### Problem statement
In the listing that follows, how many lines hold the string "groter"? Answer with the number only.

### Data for processing
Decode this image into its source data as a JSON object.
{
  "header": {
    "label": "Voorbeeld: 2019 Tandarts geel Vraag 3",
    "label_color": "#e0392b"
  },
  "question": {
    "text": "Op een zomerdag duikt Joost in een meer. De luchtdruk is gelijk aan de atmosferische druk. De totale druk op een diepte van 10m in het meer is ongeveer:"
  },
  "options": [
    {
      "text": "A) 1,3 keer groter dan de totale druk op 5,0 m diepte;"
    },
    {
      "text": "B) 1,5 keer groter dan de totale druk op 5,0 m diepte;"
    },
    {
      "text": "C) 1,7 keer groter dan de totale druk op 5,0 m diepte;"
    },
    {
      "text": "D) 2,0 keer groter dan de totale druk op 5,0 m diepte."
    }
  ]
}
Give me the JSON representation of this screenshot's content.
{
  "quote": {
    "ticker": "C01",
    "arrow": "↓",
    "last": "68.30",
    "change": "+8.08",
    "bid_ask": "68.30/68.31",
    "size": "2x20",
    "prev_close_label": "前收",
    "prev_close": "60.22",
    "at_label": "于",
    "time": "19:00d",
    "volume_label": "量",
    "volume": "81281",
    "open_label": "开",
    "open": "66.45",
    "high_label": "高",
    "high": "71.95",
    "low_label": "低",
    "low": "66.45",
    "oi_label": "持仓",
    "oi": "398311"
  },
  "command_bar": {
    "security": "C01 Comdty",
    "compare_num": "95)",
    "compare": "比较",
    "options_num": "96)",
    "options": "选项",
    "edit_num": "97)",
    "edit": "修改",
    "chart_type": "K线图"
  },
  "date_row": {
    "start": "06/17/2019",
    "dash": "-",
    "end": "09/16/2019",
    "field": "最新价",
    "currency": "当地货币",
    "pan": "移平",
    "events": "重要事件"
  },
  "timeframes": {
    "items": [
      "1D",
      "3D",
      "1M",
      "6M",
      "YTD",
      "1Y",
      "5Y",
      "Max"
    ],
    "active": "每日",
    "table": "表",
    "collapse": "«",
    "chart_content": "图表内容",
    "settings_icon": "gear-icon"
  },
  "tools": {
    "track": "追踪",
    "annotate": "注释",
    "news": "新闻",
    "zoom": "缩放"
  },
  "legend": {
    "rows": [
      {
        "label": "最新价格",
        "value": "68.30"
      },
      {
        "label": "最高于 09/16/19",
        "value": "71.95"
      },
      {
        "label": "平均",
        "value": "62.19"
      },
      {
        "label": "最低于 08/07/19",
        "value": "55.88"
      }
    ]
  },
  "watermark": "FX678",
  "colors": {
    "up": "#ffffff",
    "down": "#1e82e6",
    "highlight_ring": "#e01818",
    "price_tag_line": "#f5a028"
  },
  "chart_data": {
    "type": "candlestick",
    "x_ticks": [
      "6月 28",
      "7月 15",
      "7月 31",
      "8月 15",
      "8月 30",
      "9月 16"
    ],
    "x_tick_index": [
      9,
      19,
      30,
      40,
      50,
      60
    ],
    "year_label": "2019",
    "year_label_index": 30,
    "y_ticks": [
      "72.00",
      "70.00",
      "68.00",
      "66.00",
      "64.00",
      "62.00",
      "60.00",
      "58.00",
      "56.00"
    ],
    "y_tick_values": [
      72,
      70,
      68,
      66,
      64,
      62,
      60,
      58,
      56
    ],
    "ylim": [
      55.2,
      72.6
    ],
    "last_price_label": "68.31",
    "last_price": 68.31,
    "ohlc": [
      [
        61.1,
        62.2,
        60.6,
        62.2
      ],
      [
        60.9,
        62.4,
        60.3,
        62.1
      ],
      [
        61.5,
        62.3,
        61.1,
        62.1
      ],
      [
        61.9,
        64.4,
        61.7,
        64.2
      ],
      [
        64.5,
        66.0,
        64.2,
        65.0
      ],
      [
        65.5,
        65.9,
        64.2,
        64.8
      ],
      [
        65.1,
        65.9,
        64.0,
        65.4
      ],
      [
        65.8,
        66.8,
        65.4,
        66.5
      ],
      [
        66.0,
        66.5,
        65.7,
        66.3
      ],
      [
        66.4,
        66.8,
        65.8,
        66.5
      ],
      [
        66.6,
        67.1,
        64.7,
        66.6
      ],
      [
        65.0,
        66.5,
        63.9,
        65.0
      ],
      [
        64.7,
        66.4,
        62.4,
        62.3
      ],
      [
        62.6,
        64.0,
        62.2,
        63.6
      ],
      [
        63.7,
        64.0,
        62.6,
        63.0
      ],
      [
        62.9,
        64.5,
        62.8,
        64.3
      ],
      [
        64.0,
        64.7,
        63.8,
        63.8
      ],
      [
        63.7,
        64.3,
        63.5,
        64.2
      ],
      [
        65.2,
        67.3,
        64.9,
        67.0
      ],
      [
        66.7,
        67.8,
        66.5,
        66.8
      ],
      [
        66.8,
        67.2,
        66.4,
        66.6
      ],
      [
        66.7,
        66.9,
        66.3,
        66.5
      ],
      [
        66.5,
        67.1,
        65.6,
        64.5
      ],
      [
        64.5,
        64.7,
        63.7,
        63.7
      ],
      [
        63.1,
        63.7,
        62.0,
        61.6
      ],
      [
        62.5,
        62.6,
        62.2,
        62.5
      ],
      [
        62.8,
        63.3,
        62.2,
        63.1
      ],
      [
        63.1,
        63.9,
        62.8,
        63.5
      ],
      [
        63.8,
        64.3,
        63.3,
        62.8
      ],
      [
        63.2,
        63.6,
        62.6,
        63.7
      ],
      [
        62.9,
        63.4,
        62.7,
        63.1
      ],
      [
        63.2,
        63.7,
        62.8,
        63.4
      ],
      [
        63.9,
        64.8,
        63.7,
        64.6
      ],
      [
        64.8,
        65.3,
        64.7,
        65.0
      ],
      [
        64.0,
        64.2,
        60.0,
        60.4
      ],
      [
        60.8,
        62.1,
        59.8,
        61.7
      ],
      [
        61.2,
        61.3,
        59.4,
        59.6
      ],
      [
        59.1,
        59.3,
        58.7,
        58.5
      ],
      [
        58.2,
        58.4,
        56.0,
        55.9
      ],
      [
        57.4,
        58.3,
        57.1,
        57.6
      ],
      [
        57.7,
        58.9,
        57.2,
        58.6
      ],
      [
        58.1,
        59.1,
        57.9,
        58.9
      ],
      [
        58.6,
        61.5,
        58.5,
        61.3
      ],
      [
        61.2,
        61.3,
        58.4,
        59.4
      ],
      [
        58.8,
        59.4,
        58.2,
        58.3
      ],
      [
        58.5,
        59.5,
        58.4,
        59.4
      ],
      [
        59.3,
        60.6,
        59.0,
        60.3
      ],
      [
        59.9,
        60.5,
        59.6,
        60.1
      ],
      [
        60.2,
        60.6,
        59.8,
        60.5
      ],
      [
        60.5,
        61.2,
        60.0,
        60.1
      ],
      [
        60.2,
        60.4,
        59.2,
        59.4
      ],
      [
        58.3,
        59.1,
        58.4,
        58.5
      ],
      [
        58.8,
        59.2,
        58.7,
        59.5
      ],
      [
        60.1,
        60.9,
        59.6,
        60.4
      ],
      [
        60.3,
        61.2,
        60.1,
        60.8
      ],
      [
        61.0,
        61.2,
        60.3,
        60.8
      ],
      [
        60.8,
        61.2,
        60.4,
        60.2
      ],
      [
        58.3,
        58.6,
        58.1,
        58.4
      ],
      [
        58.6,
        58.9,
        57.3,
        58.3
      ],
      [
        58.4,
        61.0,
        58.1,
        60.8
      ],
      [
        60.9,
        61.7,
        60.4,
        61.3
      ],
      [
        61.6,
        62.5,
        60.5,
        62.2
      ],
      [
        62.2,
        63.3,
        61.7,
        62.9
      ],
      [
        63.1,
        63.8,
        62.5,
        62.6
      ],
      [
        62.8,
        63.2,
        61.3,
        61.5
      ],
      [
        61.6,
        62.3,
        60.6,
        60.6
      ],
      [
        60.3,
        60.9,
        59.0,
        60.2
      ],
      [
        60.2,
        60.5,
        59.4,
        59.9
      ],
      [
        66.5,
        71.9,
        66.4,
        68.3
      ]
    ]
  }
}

### Response
4